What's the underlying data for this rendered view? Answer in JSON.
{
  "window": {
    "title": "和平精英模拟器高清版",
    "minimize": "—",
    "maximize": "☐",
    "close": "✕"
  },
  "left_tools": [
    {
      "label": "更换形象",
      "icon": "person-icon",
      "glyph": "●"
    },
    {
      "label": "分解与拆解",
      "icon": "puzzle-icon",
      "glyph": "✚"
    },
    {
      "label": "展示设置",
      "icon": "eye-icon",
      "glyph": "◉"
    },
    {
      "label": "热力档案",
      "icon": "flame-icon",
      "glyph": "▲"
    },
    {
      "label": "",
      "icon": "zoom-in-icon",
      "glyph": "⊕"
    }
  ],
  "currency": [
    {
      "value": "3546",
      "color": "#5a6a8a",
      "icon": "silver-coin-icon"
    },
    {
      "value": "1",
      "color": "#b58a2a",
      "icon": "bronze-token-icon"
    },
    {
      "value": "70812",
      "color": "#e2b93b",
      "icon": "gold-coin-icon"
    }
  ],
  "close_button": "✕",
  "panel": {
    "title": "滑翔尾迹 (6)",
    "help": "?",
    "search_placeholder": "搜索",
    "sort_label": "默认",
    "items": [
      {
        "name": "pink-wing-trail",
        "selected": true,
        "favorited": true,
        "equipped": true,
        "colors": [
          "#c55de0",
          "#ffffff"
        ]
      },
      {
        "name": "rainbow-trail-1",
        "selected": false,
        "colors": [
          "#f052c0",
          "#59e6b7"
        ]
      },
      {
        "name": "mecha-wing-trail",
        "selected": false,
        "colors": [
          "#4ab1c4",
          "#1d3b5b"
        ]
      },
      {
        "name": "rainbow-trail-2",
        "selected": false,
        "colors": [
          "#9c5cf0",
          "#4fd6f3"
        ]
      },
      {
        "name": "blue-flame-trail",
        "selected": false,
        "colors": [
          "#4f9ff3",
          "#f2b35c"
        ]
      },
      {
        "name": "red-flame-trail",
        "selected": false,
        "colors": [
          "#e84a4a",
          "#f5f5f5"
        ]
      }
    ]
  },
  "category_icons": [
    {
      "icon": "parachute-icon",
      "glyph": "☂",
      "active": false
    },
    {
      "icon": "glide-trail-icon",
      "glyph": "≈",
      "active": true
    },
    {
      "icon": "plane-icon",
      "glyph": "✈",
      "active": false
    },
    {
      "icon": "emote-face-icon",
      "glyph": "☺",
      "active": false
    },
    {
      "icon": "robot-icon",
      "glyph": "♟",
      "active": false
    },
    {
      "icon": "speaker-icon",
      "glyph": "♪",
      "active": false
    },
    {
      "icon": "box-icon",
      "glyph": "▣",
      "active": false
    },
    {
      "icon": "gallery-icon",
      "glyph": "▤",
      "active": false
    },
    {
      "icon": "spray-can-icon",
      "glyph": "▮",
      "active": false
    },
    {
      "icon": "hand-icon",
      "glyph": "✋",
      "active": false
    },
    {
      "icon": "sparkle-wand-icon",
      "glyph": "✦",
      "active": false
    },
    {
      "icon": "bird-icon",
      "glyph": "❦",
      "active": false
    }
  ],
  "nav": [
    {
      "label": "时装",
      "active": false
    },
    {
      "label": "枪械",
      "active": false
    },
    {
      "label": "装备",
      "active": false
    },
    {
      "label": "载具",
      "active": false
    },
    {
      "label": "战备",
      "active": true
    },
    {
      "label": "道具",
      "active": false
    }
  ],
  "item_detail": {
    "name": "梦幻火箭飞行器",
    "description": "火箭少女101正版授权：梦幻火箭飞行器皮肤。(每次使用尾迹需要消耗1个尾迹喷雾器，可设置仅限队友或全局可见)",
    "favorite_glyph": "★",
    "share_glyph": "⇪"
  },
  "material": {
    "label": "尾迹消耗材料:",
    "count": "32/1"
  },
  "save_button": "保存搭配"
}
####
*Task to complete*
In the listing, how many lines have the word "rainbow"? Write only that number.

*Expected answer*
2